  •  The key references provided in the consultation document refer to discretionary choices and state ‘discretionary foods are not necessary for a nutritionally balanced diet’. This is controversial however since the dietary guidelines already make a provision for sugars within the recommendations. Regarding micronutrient density of the diet and sugars intakes, inconsistent outcomes been reported in the scientific literature8. A clear conclusion is further hampered due to use of varying sugars terminology, inconsistent adjusting of the data for energy intake and underreporting of dietary intakes9. Although the US dietary guidelines advisory committee suggested a maximum intake of 25% energy from added sugars, only some micronutrient dilution was seen in the supporting data, and no upper tolerable intake level for carbohydrates was set10. Added sugars intake is reportedly falling in the US, with 2011 estimates at 14.6% energy for children and adults11.  Furthermore a number of recent reviews of the evidence found either no or little impact of sugars intakes on nutrient adequacy in the diet4,8,9. The European Food Safety Authority also failed to set an upper limit for (added) sugar intake and suggested any effect on micronutrient density of the diet was related to the pattern of intakes of foods rather than to sugar itself1
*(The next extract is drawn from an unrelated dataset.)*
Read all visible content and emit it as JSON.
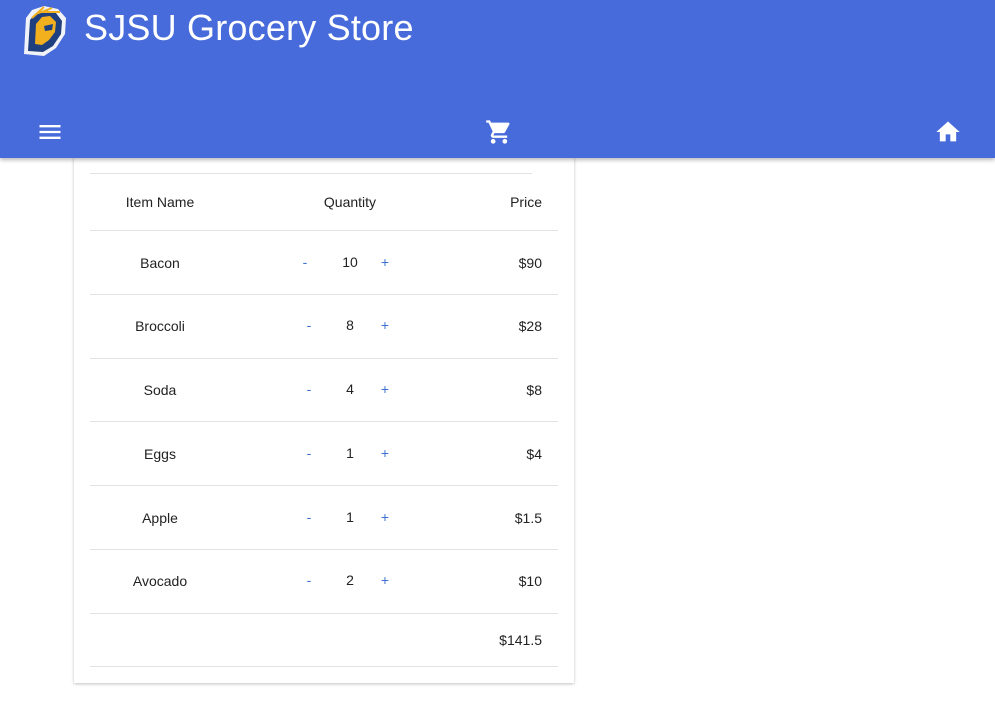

We therefore strongly recommend that this annex is removed from the dietary guidelines. Rather than making recommendations purely as a result of public need for guidance, Sugar Australia considers it wiser to promote the need for further research in the area, particularly if there is any direct environmental effects on actual food and drink consumption and vice versa.

Yours sincerely
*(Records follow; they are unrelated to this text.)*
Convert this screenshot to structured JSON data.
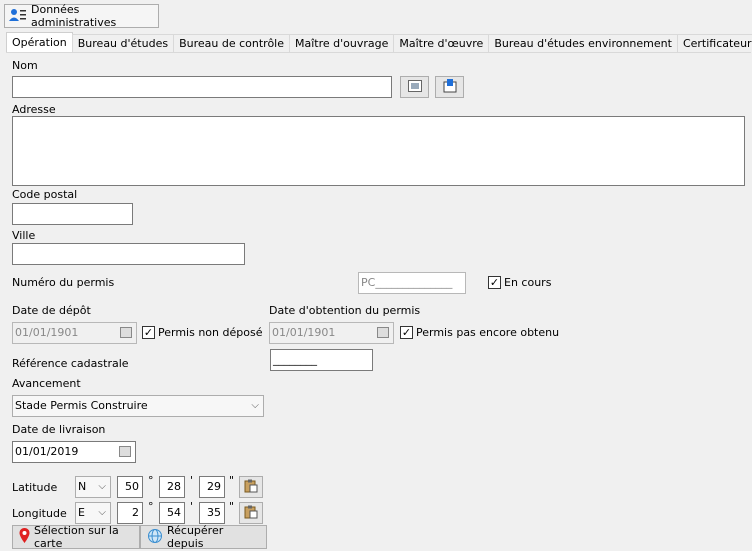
{
  "header": {
    "button_label": "Données administratives"
  },
  "tabs": [
    "Opération",
    "Bureau d'études",
    "Bureau de contrôle",
    "Maître d'ouvrage",
    "Maître d'œuvre",
    "Bureau d'études environnement",
    "Certificateur"
  ],
  "form": {
    "nom_label": "Nom",
    "nom_value": "",
    "adresse_label": "Adresse",
    "code_postal_label": "Code postal",
    "ville_label": "Ville",
    "permis_label": "Numéro du permis",
    "permis_value": "PC______________",
    "en_cours_label": "En cours",
    "en_cours_checked": true,
    "date_depot_label": "Date de dépôt",
    "date_depot_value": "01/01/1901",
    "permis_non_depose_label": "Permis non déposé",
    "date_obtention_label": "Date d'obtention du permis",
    "date_obtention_value": "01/01/1901",
    "permis_pas_obtenu_label": "Permis pas encore obtenu",
    "ref_cadastrale_label": "Référence cadastrale",
    "ref_cadastrale_value": "________",
    "avancement_label": "Avancement",
    "avancement_value": "Stade Permis Construire",
    "date_livraison_label": "Date de livraison",
    "date_livraison_value": "01/01/2019",
    "latitude_label": "Latitude",
    "latitude": {
      "hemisphere": "N",
      "deg": "50",
      "min": "28",
      "sec": "29"
    },
    "longitude_label": "Longitude",
    "longitude": {
      "hemisphere": "E",
      "deg": "2",
      "min": "54",
      "sec": "35"
    },
    "deg_symbol": "°",
    "min_symbol": "'",
    "sec_symbol": "\"",
    "selection_carte_label": "Sélection sur la carte",
    "recuperer_label": "Récupérer depuis"
  },
  "colors": {
    "accent": "#1e6fd9",
    "pin": "#e02020"
  }
}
Tim Hart

Chief Executive Officer


  1. EFSA. Scientific Opinion on Dietary Reference Values for Carbohydrates and Dietary Fibre. EFSA Journal 2012; 8(3):1462
  2. FAO/WHO. (1997) Carbohydrates in human nutrition (FAO Food and nutrition Paper 66). FAO Rome
  3. Institute of Medicine. (2002) Dietary reference intakes for energy, carbohydrate, fiber, fat, fatty acids, cholesterol, proteins, and amino acids. The national Academies Press. Washington, D.C. 
  4. Ruxton, C. H., Gardner, E. J. & McNulty, H. M. (2010) Is sugar consumption detrimental to health? A review of the evidence 1995-2006. Crit Rev Food Sci Nutr, 50, 1-19
  5. Joint WHO/FAO Expert Consultation on Diet Nutrition and the Prevention of Chronic Diseases, Diet, nutrition and the prevention of chronic diseases: report of a joint WHO/FAO expert consultation, in World Health Organ Tech Rep Sep 2003: Geneva. p. i - viii, 1-149.
  6. NHMRC (2011) A review of the evidence to address targeted questions to inform the revision of the Australian Dietary Guidelines.
  7. Green Pool commodity Specialists (2012) Sugar consumption in Australia. A statistical update. https://greenpoolcommodities.com/files/8113/4932/3223/121004_Sugar_Consumption_in_Australia_-_A_Statistical_Update_-_Public_Release_Document.pdf
  8. Gibson (2007) Dietary sugars and micronutrient adequacy: a systematic review of the evidence. Nut res Rev 20: 121-131
  9. Livingstone & Rennie (2009) Added sugars and micronutrient dilution. Ob rev 10 (suppl 1) 34
  10. USDA/HHS (2010) report of the dietary guidelines advisory committee on the dietary guidelines for Americans 2010
  11. Welsh et al. (2011) Consumption of added sugars is decreasing in the United States. Am J Clin Nutr, 94, 726-34

Page reviewed: 4 February, 2013